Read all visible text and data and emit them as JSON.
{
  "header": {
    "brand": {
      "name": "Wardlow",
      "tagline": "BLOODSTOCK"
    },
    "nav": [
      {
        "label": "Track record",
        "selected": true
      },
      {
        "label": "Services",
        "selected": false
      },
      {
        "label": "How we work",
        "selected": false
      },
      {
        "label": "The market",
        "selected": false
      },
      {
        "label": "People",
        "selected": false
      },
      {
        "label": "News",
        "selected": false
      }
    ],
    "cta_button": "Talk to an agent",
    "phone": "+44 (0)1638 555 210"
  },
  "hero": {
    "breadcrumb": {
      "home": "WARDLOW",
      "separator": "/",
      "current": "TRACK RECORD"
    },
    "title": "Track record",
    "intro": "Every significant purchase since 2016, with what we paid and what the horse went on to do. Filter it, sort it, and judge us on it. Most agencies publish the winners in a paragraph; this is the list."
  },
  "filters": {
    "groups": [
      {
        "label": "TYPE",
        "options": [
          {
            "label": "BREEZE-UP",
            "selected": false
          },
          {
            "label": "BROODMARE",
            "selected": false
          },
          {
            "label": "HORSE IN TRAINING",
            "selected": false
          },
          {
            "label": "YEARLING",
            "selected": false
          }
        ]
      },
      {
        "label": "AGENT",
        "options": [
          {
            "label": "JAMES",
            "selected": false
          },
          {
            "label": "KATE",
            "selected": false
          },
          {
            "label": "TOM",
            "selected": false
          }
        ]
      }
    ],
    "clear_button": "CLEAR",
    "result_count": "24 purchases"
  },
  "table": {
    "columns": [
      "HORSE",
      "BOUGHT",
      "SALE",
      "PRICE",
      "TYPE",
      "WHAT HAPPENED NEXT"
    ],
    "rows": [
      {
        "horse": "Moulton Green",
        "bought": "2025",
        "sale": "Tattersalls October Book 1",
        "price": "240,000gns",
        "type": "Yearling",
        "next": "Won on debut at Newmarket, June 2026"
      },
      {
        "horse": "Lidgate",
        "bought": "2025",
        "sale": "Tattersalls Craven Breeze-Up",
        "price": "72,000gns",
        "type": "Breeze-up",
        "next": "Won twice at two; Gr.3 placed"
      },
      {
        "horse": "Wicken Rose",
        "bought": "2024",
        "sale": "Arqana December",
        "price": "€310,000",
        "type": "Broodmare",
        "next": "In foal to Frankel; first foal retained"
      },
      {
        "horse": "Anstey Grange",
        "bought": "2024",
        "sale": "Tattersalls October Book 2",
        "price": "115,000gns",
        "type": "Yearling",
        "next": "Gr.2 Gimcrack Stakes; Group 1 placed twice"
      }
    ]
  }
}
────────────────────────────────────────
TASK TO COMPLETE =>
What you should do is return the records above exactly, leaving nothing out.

ANSWER BOX =>
Read all visible text and data and emit them as JSON.
{
  "header": {
    "brand": {
      "name": "Wardlow",
      "tagline": "BLOODSTOCK"
    },
    "nav": [
      {
        "label": "Track record",
        "selected": true
      },
      {
        "label": "Services",
        "selected": false
      },
      {
        "label": "How we work",
        "selected": false
      },
      {
        "label": "The market",
        "selected": false
      },
      {
        "label": "People",
        "selected": false
      },
      {
        "label": "News",
        "selected": false
      }
    ],
    "cta_button": "Talk to an agent",
    "phone": "+44 (0)1638 555 210"
  },
  "hero": {
    "breadcrumb": {
      "home": "WARDLOW",
      "separator": "/",
      "current": "TRACK RECORD"
    },
    "title": "Track record",
    "intro": "Every significant purchase since 2016, with what we paid and what the horse went on to do. Filter it, sort it, and judge us on it. Most agencies publish the winners in a paragraph; this is the list."
  },
  "filters": {
    "groups": [
      {
        "label": "TYPE",
        "options": [
          {
            "label": "BREEZE-UP",
            "selected": false
          },
          {
            "label": "BROODMARE",
            "selected": false
          },
          {
            "label": "HORSE IN TRAINING",
            "selected": false
          },
          {
            "label": "YEARLING",
            "selected": false
          }
        ]
      },
      {
        "label": "AGENT",
        "options": [
          {
            "label": "JAMES",
            "selected": false
          },
          {
            "label": "KATE",
            "selected": false
          },
          {
            "label": "TOM",
            "selected": false
          }
        ]
      }
    ],
    "clear_button": "CLEAR",
    "result_count": "24 purchases"
  },
  "table": {
    "columns": [
      "HORSE",
      "BOUGHT",
      "SALE",
      "PRICE",
      "TYPE",
      "WHAT HAPPENED NEXT"
    ],
    "rows": [
      {
        "horse": "Moulton Green",
        "bought": "2025",
        "sale": "Tattersalls October Book 1",
        "price": "240,000gns",
        "type": "Yearling",
        "next": "Won on debut at Newmarket, June 2026"
      },
      {
        "horse": "Lidgate",
        "bought": "2025",
        "sale": "Tattersalls Craven Breeze-Up",
        "price": "72,000gns",
        "type": "Breeze-up",
        "next": "Won twice at two; Gr.3 placed"
      },
      {
        "horse": "Wicken Rose",
        "bought": "2024",
        "sale": "Arqana December",
        "price": "€310,000",
        "type": "Broodmare",
        "next": "In foal to Frankel; first foal retained"
      },
      {
        "horse": "Anstey Grange",
        "bought": "2024",
        "sale": "Tattersalls October Book 2",
        "price": "115,000gns",
        "type": "Yearling",
        "next": "Gr.2 Gimcrack Stakes; Group 1 placed twice"
      }
    ]
  }
}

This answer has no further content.